"Monsanto Poised To Take Over the Weed Industry" by Rick Paulas
Earlier this month, my great home state of Illinois joined the party and legalized medical marijuana, becoming the 20th state in the nation to do so. With most of the rest of the thirty straggling states now trying to push forward some kind of legislation, and with Washington and Colorado both taking the unprecedented step to outright legalize it, and with CNN's Dr. Sanjay Gupta officially climbing on board the Green Express by saying that he believes it has legitimate medicinal properties, the nationwide legalization of marijuana is less of a hope and more of an inevitability. At some near point in the future, most likely one that takes place in our own lifetimes, the use of marijuana will be as prevalent as cigarettes, alcohol, and aspirin.

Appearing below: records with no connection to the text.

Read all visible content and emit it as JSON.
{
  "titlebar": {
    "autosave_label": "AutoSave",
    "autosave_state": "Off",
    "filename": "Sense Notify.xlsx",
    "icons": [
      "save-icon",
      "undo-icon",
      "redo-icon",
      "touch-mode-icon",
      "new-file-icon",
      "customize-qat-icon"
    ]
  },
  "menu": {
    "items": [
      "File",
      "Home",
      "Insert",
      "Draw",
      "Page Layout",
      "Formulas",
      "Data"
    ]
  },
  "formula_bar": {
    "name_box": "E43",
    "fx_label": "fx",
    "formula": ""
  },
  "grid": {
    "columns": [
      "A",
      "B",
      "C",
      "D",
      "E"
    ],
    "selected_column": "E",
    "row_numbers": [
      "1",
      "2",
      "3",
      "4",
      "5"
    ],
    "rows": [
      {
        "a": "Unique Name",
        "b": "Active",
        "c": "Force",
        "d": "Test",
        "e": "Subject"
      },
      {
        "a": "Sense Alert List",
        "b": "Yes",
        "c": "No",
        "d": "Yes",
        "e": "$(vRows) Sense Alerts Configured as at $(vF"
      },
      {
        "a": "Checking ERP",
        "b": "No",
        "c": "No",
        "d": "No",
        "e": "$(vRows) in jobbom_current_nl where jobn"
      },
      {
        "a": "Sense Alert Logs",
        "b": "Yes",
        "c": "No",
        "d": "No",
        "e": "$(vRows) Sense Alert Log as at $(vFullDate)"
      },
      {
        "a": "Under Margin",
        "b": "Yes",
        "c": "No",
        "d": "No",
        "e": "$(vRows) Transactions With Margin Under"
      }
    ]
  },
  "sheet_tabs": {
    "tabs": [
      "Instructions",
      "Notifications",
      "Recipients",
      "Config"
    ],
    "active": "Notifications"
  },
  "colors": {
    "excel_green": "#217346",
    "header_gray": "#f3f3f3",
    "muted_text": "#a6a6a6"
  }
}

And, as anyone who's ever stepped foot in a bar or liquor store or hospital knows, that means big corporations jockeying for your money.
As this report from CNBC makes clear, there's tons of money in pot. It's the so-called "largest cash crop in California" for a reason: the cultivation of marijuana plants in Mendocino County alone is theorized to reach roughly $1.5 billion a year. Seeing as no one has a perfect understanding of just how many plants are being grown up there, that estimate may actually be low. And with that much money hanging around, corporate interests are sure to follow.
What the CNBC report surmises, then, is that what has happened with the coffee/beer/wine industry is going to happen to the marijuana one: Small artisan growers get a jump-start and make big profits for a few years before large corporations buy them out, create partial monopolies, and dominate the industry from that point forward.